Just ask Youth Conservation Corps kids or our 200 fall volunteers who helped revegetate the newly reconfigured banks of ERWC’s Edwards Eagle River restoration project. The volunteers cut 19,000 willow branches to create 900 wattles, or “logs” made from willow clippings surrounded by willow branches. The wattles were placed at the “toe” of the banks and staked in place with more willows which will grow next spring, holding the denuded banks that were falling into the river. The plantings will help prevent erosion as well as provide shade and cooling to benefit the health of the river and its fish. Heavy equipment worked inside an AquaDam and a silt curtain to add sinuosity, pools and riffles to the river which will result in a cooler, faster and deeper river during low flow. This 1.6 mile restoration will reconnect high quality fish habitats.

Water Quality

While the Eagle River Watershed Council has monitored the health of the watershed through fish sampling (photo below) and water testing for years, 2010 was a year of coordinated water quality monitoring and data analysis efforts. The ERWC is now managing a partnership which includes USGS, the US Forest Service, the Colorado Dep’t. of Wildlife, Eagle River Water & Sanitation District, local towns and the County. Data collectors met to figure out what we need to know about the health of our rivers, how to obtain that information and how to interpret the data we collect. Threats to our waters include heavy metals from the Eagle Mine Superfund site, traction sand migrating off W. Vail Pass into Black Gore Creek, stormwater and urban runoff and nutrient loading. Stay tuned!

State of the Rivers

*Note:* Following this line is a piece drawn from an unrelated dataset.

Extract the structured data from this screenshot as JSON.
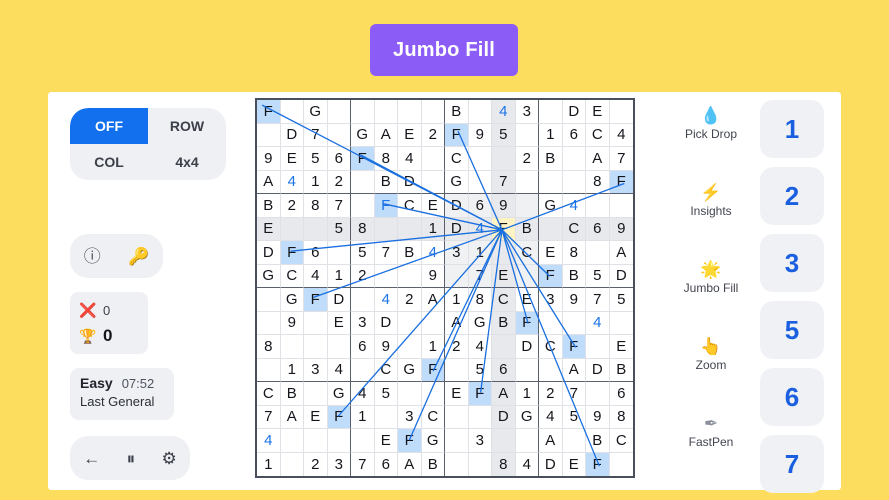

How are our rivers and creeks doing? In late 2010, we were proud to publish the first “State of the Rivers Report” which is a first phase to updating our community Eagle River Watershed Plan prepared in 1996. This publication, a joint effort of Eagle County and ERWC, summarizes current water issues and opportunities for our watershed and includes what future priorities for different areas of the basin should be. The report has been submitted to elected and appointed officials in the watershed and is also available on our website HERE.

Keep it Clean!

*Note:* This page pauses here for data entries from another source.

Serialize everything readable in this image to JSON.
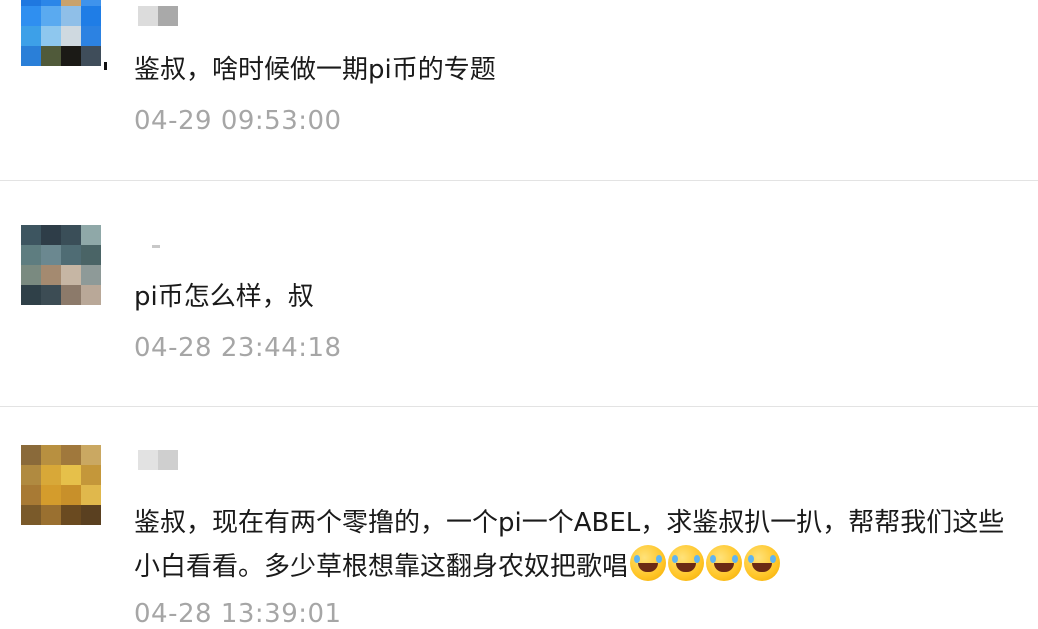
{
  "comments": [
    {
      "text": "鉴叔，啥时候做一期pi币的专题",
      "time": "04-29 09:53:00",
      "emojis": []
    },
    {
      "text": "pi币怎么样，叔",
      "time": "04-28 23:44:18",
      "emojis": []
    },
    {
      "text": "鉴叔，现在有两个零撸的，一个pi一个ABEL，求鉴叔扒一扒，帮帮我们这些小白看看。多少草根想靠这翻身农奴把歌唱",
      "time": "04-28 13:39:01",
      "emojis": [
        "face-with-tears-of-joy-rolling",
        "face-with-tears-of-joy-rolling",
        "face-with-tears-of-joy",
        "face-with-tears-of-joy"
      ]
    }
  ],
  "colors": {
    "text": "#1a1a1a",
    "timestamp": "#a6a6a6",
    "divider": "#e3e3e3",
    "background": "#ffffff"
  }
}
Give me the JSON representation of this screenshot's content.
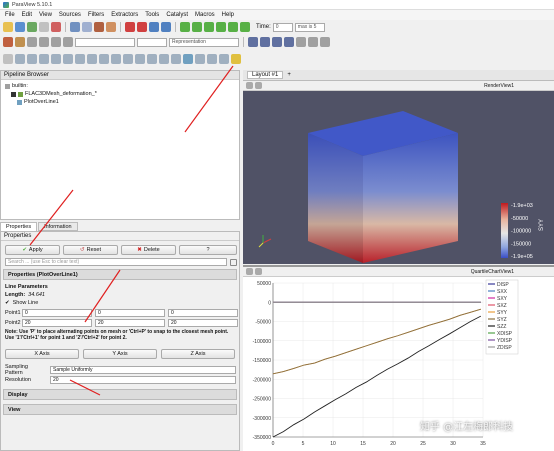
{
  "window": {
    "title": "ParaView 5.10.1"
  },
  "menu": [
    "File",
    "Edit",
    "View",
    "Sources",
    "Filters",
    "Extractors",
    "Tools",
    "Catalyst",
    "Macros",
    "Help"
  ],
  "toolbar": {
    "time_label": "Time:",
    "time_value": "0",
    "time_max": "max is 5",
    "representation": "Representation"
  },
  "pipeline": {
    "title": "Pipeline Browser",
    "items": [
      "builtin:",
      "FLAC3DMesh_deformation_*",
      "PlotOverLine1"
    ]
  },
  "tabs": [
    "Properties",
    "Information"
  ],
  "properties": {
    "header": "Properties",
    "apply": "Apply",
    "reset": "Reset",
    "delete": "Delete",
    "help": "?",
    "search_placeholder": "Search ... (use Esc to clear text)",
    "section_main": "Properties (PlotOverLine1)",
    "line_params": "Line Parameters",
    "length_label": "Length:",
    "length_value": "34.641",
    "show_line": "Show Line",
    "point1_label": "Point1",
    "point1": [
      "0",
      "0",
      "0"
    ],
    "point2_label": "Point2",
    "point2": [
      "20",
      "20",
      "20"
    ],
    "note": "Note: Use 'P' to place alternating points on mesh or 'Ctrl+P' to snap to the closest mesh point. Use '1'/'Ctrl+1' for point 1 and '2'/'Ctrl+2' for point 2.",
    "axis_buttons": [
      "X Axis",
      "Y Axis",
      "Z Axis"
    ],
    "sampling_label": "Sampling Pattern",
    "sampling_value": "Sample Uniformly",
    "resolution_label": "Resolution",
    "resolution_value": "20",
    "display_section": "Display",
    "view_section": "View"
  },
  "layout": {
    "tab": "Layout #1",
    "render_view": "RenderView1",
    "chart_view": "QuartileChartView1"
  },
  "colorbar": {
    "title": "SYY",
    "ticks": [
      "-1.9e+03",
      "-50000",
      "-100000",
      "-150000",
      "-1.9e+05"
    ],
    "colors": [
      "#c01a1f",
      "#e8b39e",
      "#e6e6e6",
      "#8fa6e0",
      "#3a4ec4"
    ]
  },
  "watermark": "知乎 @江左梅郎科技",
  "chart_data": {
    "type": "line",
    "x": [
      0,
      1.73,
      3.46,
      5.2,
      6.93,
      8.66,
      10.39,
      12.12,
      13.86,
      15.59,
      17.32,
      19.05,
      20.78,
      22.52,
      24.25,
      25.98,
      27.71,
      29.44,
      31.18,
      32.91,
      34.64
    ],
    "xticks": [
      0,
      5,
      10,
      15,
      20,
      25,
      30,
      35
    ],
    "yticks": [
      50000,
      0,
      -50000,
      -100000,
      -150000,
      -200000,
      -250000,
      -300000,
      -350000
    ],
    "ytick_labels": [
      "50000",
      "0",
      "-50000",
      "-100000",
      "-150000",
      "-200000",
      "-250000",
      "-300000",
      "-350000"
    ],
    "xtick_labels": [
      "0",
      "5",
      "10",
      "15",
      "20",
      "25",
      "30",
      "35"
    ],
    "xlim": [
      0,
      35
    ],
    "ylim": [
      -350000,
      50000
    ],
    "series": [
      {
        "name": "DISP",
        "color": "#3a3a9a",
        "values": [
          0,
          0,
          0,
          0,
          0,
          0,
          0,
          0,
          0,
          0,
          0,
          0,
          0,
          0,
          0,
          0,
          0,
          0,
          0,
          0,
          0
        ]
      },
      {
        "name": "SXX",
        "color": "#4a7fbf",
        "values": [
          0,
          0,
          0,
          0,
          0,
          0,
          0,
          0,
          0,
          0,
          0,
          0,
          0,
          0,
          0,
          0,
          0,
          0,
          0,
          0,
          0
        ]
      },
      {
        "name": "SXY",
        "color": "#d02aa0",
        "values": [
          0,
          0,
          0,
          0,
          0,
          0,
          0,
          0,
          0,
          0,
          0,
          0,
          0,
          0,
          0,
          0,
          0,
          0,
          0,
          0,
          0
        ]
      },
      {
        "name": "SXZ",
        "color": "#e0556a",
        "values": [
          0,
          0,
          0,
          0,
          0,
          0,
          0,
          0,
          0,
          0,
          0,
          0,
          0,
          0,
          0,
          0,
          0,
          0,
          0,
          0,
          0
        ]
      },
      {
        "name": "SYY",
        "color": "#e8a040",
        "values": [
          -186000,
          -180000,
          -172000,
          -163000,
          -158000,
          -148000,
          -140000,
          -131000,
          -122000,
          -113000,
          -104000,
          -95000,
          -87000,
          -78000,
          -69000,
          -60000,
          -52000,
          -44000,
          -34000,
          -26000,
          -18000
        ]
      },
      {
        "name": "SYZ",
        "color": "#8a6f40",
        "values": [
          -186000,
          -180000,
          -172000,
          -163000,
          -158000,
          -148000,
          -140000,
          -131000,
          -122000,
          -113000,
          -104000,
          -95000,
          -87000,
          -78000,
          -69000,
          -60000,
          -52000,
          -44000,
          -34000,
          -26000,
          -18000
        ]
      },
      {
        "name": "SZZ",
        "color": "#222222",
        "values": [
          -350000,
          -336000,
          -318000,
          -303000,
          -285000,
          -269000,
          -253000,
          -238000,
          -221000,
          -207000,
          -190000,
          -174000,
          -160000,
          -145000,
          -128000,
          -113000,
          -97000,
          -82000,
          -66000,
          -50000,
          -36000
        ]
      },
      {
        "name": "XDISP",
        "color": "#52a24a",
        "values": [
          0,
          0,
          0,
          0,
          0,
          0,
          0,
          0,
          0,
          0,
          0,
          0,
          0,
          0,
          0,
          0,
          0,
          0,
          0,
          0,
          0
        ]
      },
      {
        "name": "YDISP",
        "color": "#7a50a0",
        "values": [
          0,
          0,
          0,
          0,
          0,
          0,
          0,
          0,
          0,
          0,
          0,
          0,
          0,
          0,
          0,
          0,
          0,
          0,
          0,
          0,
          0
        ]
      },
      {
        "name": "ZDISP",
        "color": "#9a9a9a",
        "values": [
          0,
          0,
          0,
          0,
          0,
          0,
          0,
          0,
          0,
          0,
          0,
          0,
          0,
          0,
          0,
          0,
          0,
          0,
          0,
          0,
          0
        ]
      }
    ]
  }
}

Community Pride is the theme of ERWC’s best known events— the Eagle River Clean Up and the Community Pride Highway Clean Up. You know…the orange bags along the highway, 1000 volunteers, 25 tons of trash removed from 121 miles of highway and 58 miles of river. This year we had to reschedule the Highway Clean Up due to an onslaught of May snow. But, as usual, dedicated teams rose to the occasion and the orange bags piled up along the highways—to be carried off by event partner CDOT. The River Clean Up enjoyed sun and warm temperatures, keeping volunteers long into the afternoon at the thank you party at the Wolcott Yacht Club. Vail Resorts Echo is Presenting Sponsor of both events and Arrowhead Alpine Club’s volunteers prepare and serve the BBQ lunches. Mark Saturday, May 7, and Saturday, September 17, on your calendar so you can join us for 2011’s events! Who knows what treasures you might find?!

ERWC Finances at a Glance

Funding 2010

Spending 2010